When is a Company Responsible for My Injuries?

Alaska personal injury law says that any person or company that is negligent is liable or responsible for injuries and damages that result, but Alaska also enforces a law called comparative negligence to decide who is liable. This means that if you were injured and you were also negligent, the person or company you are suing in only responsible for a percentage of the damages you incurred. For instance, if you are in a car accident in which the person ran into the back of your car while speeding and you were illegally parked on the road, the jury may find that being illegally parked in the road accounts for 20% negligence on your part and 80% negligence on the part of the person who ran into your car while speeding. Ultimately, you would be awarded 80% of your total damages. However, in cases of strict liability, if the person or company engages in a dangerous activity—such as hosting a canoe tour during unsafe weather—the company that facilitated the activity may be automatically liable.

Suing for Personal Injury in Alaska

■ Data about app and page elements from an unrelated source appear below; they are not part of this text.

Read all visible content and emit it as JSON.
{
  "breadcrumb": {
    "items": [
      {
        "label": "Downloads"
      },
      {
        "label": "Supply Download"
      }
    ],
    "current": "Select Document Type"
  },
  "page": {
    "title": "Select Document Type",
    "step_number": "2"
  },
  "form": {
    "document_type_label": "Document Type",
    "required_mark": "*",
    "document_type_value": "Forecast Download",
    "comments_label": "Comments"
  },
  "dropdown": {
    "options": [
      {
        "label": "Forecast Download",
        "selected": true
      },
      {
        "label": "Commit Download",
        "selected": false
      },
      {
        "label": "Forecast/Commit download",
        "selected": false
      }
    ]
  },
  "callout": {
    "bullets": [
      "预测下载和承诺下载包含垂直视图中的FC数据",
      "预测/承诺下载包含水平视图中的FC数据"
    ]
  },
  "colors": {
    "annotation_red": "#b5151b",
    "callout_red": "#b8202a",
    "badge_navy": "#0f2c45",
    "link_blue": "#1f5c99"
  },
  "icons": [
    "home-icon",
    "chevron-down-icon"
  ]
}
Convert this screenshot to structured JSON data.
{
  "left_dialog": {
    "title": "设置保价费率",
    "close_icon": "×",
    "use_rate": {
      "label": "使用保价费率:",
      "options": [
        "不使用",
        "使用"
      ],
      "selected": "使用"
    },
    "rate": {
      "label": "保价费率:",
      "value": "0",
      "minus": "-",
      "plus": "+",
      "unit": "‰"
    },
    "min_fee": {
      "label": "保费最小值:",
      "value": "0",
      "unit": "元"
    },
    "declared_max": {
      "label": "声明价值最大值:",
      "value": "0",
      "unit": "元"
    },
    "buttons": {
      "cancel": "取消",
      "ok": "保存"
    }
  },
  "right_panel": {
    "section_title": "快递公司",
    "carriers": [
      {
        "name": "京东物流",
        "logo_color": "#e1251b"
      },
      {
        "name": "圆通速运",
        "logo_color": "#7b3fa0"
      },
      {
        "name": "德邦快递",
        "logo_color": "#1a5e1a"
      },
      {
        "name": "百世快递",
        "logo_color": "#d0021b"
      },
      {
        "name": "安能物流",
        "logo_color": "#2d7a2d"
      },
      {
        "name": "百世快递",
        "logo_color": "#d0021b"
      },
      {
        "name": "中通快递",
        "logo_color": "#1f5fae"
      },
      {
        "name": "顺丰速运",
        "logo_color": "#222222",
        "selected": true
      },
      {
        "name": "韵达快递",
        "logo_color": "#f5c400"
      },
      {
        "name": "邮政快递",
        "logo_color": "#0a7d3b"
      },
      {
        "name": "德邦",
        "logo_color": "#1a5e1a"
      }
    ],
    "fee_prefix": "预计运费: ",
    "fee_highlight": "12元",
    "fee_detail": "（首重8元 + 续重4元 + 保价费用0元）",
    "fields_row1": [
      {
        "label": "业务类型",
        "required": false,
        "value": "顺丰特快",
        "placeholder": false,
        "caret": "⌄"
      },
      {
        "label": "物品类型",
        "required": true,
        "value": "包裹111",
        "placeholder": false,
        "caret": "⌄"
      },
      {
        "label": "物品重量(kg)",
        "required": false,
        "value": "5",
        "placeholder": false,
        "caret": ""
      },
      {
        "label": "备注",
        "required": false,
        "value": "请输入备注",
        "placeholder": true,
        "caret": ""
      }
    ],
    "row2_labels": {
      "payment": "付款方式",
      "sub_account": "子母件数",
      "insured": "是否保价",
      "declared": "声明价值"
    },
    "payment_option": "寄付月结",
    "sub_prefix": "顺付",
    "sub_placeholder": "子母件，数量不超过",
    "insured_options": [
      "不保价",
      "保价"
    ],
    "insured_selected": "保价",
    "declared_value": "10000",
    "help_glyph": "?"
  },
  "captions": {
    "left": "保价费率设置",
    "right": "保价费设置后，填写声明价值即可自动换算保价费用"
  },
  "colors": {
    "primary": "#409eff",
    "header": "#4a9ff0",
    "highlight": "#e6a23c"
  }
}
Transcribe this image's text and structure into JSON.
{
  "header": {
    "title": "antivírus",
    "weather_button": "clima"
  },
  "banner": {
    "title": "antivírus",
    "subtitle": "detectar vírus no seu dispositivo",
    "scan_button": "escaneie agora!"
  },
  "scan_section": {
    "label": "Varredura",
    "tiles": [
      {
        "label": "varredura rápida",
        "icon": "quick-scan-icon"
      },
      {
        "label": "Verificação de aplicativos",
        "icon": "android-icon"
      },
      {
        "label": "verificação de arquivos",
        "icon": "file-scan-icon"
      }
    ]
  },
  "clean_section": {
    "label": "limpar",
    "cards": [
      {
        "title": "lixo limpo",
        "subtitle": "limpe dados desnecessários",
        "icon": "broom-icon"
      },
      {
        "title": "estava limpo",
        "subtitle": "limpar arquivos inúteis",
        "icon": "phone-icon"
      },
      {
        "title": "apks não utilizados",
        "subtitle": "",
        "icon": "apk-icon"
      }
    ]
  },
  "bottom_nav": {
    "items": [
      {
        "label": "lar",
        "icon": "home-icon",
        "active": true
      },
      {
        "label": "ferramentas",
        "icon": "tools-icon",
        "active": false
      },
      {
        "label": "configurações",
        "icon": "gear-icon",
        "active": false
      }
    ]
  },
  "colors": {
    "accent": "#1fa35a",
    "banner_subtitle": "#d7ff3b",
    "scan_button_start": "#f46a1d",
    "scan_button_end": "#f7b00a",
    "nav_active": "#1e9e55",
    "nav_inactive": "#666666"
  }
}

At Power & Power Law, our goal is to help people who have experienced injuries at the fault of another person’s or company’s negligence and to make filing a lawsuit a positive experience for you and your loved ones. Our team is compassionate, professional, and knowledgeable in personal injury lawsuits and is committed to working hard on your case. If you have a personal injury claim in Alaska, contact us at 907-222-9990 for a complimentary evaluation of your case, or visit us online and complete the consultation form. For information about our firm please, visit our homepage and learn more about how we can help you.